Tag: This Day in Labor History

Home / (Page 2)
img
On January 23, 1890, the United Mine Workers of America formed. One of the most important labor unions in American history, examining the foundation of the UMWA is a window into the position and idea of workers in the late 19th century, as well as the great challenges they faced. Coal miners worked an absolutely […]
img
On January 1, 1994, the Zapatista Army of National Liberation (EZLN) based in the southern Mexican state of Chiapas, began a rebellion to coincide with the implementation of the North American Free Trade Agreement. Lasting twelve days and with reverberations for years, the Zapatista Rebellion was an important moment of discontent with neoliberal trade agreements […]
img
On November 23, 1903, Colorado governor James Peabody sent the state militia to Cripple Creek to crush the Western Federation of Miners led strike in that mining town. This all too typical action by the state during the Gilded Age had major repercussions.
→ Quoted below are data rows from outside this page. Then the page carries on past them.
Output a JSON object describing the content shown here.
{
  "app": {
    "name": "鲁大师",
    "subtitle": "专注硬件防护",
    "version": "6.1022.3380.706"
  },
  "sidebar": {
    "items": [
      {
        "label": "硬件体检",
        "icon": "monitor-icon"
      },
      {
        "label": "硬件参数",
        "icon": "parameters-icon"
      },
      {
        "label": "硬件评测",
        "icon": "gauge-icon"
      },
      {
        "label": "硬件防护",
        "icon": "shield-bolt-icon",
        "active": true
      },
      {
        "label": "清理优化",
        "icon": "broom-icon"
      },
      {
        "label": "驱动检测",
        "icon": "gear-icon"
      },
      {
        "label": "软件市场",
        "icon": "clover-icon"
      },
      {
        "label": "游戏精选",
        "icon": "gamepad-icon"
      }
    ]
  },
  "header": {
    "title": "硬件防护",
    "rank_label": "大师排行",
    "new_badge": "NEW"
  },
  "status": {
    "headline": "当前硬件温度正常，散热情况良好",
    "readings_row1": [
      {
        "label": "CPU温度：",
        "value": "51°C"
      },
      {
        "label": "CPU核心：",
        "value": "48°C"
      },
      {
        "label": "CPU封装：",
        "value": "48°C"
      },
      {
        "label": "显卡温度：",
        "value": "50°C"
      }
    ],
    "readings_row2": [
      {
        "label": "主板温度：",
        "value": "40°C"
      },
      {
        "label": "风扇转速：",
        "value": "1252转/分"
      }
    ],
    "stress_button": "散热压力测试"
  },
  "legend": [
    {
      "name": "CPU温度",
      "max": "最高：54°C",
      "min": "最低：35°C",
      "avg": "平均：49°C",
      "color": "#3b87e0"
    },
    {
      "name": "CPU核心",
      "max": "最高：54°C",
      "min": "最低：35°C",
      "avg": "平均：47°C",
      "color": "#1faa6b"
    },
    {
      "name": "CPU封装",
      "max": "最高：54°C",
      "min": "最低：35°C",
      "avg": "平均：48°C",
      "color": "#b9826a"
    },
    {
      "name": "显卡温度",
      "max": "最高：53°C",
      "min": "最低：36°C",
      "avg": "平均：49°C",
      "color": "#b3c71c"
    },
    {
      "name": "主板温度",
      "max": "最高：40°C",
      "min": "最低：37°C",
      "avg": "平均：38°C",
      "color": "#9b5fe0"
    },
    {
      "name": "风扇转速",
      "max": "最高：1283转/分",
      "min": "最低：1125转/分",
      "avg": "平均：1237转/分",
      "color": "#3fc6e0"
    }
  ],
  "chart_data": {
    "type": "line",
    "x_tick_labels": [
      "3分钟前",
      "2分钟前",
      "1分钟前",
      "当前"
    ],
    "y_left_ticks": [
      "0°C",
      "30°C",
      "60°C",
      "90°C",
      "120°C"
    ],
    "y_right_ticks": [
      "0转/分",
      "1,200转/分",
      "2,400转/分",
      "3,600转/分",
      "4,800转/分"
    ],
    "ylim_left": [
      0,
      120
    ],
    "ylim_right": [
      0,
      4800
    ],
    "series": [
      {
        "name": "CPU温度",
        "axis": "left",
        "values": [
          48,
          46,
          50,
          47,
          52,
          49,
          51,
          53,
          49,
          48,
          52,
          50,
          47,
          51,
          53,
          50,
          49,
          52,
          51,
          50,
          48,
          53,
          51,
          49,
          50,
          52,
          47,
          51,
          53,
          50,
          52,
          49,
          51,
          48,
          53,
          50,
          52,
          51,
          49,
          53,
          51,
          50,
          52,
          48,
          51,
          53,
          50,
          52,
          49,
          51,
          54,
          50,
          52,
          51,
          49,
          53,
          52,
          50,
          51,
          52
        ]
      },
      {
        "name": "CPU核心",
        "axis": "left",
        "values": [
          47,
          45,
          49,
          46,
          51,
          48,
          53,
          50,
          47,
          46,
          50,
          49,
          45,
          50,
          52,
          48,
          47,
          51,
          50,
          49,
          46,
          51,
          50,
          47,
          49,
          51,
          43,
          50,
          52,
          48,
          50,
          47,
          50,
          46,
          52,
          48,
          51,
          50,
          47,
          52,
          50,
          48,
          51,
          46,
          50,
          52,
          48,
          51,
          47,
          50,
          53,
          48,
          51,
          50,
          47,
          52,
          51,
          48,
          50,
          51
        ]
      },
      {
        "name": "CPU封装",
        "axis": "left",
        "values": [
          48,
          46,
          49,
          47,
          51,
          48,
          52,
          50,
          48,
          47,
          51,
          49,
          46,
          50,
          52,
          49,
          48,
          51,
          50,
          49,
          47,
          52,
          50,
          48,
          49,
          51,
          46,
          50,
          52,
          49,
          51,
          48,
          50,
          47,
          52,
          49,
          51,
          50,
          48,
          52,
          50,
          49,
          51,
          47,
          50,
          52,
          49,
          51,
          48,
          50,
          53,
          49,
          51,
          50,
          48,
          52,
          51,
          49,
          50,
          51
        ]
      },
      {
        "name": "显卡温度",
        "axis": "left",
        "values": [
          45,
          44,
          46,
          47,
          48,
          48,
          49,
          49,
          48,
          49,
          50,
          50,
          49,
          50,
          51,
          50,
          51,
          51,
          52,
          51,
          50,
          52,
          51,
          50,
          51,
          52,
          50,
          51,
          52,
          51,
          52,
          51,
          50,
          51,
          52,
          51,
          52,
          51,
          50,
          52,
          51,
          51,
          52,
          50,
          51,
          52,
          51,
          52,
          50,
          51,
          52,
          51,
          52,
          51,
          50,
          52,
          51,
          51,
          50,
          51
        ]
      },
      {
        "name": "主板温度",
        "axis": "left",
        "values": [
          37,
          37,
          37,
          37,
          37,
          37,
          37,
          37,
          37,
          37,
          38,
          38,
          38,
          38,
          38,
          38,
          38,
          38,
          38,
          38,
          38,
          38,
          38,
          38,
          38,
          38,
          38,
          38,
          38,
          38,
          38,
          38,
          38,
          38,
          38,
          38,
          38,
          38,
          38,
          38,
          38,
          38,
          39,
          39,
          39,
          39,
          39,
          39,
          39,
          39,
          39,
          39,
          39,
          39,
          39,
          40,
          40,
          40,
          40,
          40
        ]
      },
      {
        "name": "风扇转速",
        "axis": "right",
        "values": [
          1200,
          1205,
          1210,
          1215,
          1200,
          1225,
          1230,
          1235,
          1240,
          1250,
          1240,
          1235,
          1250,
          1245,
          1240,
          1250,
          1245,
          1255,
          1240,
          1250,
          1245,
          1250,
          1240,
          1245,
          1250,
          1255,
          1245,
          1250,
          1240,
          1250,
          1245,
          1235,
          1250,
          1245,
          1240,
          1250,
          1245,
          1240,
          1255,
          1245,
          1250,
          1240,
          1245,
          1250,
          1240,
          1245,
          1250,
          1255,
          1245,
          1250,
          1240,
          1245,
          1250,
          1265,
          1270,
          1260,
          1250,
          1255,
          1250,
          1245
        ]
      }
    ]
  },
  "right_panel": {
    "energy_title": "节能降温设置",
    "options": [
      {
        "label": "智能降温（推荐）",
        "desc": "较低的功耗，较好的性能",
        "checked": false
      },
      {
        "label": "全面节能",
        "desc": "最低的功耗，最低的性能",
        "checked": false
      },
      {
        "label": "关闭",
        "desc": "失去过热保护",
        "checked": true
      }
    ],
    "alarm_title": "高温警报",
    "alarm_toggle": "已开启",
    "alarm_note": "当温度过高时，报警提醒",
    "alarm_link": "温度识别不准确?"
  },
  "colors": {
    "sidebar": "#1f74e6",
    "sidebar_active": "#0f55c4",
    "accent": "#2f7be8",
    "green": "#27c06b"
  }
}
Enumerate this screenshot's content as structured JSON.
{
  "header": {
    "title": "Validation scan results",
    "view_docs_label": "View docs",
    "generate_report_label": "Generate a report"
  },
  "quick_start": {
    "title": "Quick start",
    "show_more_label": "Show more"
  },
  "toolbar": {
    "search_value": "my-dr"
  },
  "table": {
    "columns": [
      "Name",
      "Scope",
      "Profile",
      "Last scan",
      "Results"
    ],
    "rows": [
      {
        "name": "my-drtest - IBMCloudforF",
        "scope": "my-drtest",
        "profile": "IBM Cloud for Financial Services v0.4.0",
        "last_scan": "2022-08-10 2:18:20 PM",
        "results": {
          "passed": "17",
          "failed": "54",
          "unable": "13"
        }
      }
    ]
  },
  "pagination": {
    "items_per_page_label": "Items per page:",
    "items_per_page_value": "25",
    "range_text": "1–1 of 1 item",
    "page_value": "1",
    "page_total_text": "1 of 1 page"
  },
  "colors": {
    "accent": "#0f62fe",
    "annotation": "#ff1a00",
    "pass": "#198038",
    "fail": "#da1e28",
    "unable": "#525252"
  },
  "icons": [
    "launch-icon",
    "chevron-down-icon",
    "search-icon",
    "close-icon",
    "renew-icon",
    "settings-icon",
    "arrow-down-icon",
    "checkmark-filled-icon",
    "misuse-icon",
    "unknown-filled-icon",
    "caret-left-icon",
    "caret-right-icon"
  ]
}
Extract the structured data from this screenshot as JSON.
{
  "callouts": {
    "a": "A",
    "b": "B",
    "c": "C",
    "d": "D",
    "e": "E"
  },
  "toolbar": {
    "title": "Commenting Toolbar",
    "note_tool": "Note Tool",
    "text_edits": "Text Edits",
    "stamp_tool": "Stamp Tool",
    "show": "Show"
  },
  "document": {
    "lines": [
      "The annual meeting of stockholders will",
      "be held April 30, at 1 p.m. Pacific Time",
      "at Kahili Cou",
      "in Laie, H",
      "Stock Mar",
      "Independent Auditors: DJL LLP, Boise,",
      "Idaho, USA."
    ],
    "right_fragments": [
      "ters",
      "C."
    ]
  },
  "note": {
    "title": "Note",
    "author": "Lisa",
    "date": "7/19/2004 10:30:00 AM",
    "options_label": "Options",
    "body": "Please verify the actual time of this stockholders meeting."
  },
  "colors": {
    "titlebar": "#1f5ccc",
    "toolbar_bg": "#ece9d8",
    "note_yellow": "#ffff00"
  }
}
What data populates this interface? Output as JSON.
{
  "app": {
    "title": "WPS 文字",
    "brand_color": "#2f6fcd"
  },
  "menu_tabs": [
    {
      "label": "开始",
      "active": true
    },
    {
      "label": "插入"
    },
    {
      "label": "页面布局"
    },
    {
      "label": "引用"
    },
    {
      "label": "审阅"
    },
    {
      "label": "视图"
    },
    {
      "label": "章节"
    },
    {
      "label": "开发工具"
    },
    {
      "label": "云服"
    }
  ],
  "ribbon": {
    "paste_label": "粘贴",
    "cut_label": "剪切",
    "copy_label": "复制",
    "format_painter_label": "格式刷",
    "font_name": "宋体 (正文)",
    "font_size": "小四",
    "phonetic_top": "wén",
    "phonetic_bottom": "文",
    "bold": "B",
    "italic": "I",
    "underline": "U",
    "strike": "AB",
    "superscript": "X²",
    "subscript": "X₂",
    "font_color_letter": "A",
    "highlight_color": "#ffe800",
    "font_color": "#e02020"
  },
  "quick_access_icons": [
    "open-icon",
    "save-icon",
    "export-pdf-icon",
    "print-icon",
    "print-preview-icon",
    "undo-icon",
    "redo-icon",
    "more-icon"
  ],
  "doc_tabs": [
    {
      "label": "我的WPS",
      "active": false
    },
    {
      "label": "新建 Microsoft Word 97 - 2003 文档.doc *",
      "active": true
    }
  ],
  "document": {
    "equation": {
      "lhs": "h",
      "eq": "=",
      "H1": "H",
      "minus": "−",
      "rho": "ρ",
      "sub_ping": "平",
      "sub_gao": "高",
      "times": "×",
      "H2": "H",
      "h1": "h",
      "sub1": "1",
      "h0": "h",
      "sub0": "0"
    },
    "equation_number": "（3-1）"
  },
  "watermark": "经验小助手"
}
It succeeded in ending the strike, but it also led the WFM […]
img
On October 23, 1995, John Sweeney won the election to become president of the AFL-CIO. This ground shifting event began the process of moving the federation away from its staid Cold War policies and unwillingness to organize workers and attempted to make it once again a fighting force for the nation’s working people. The success […]
It is main inner container footer text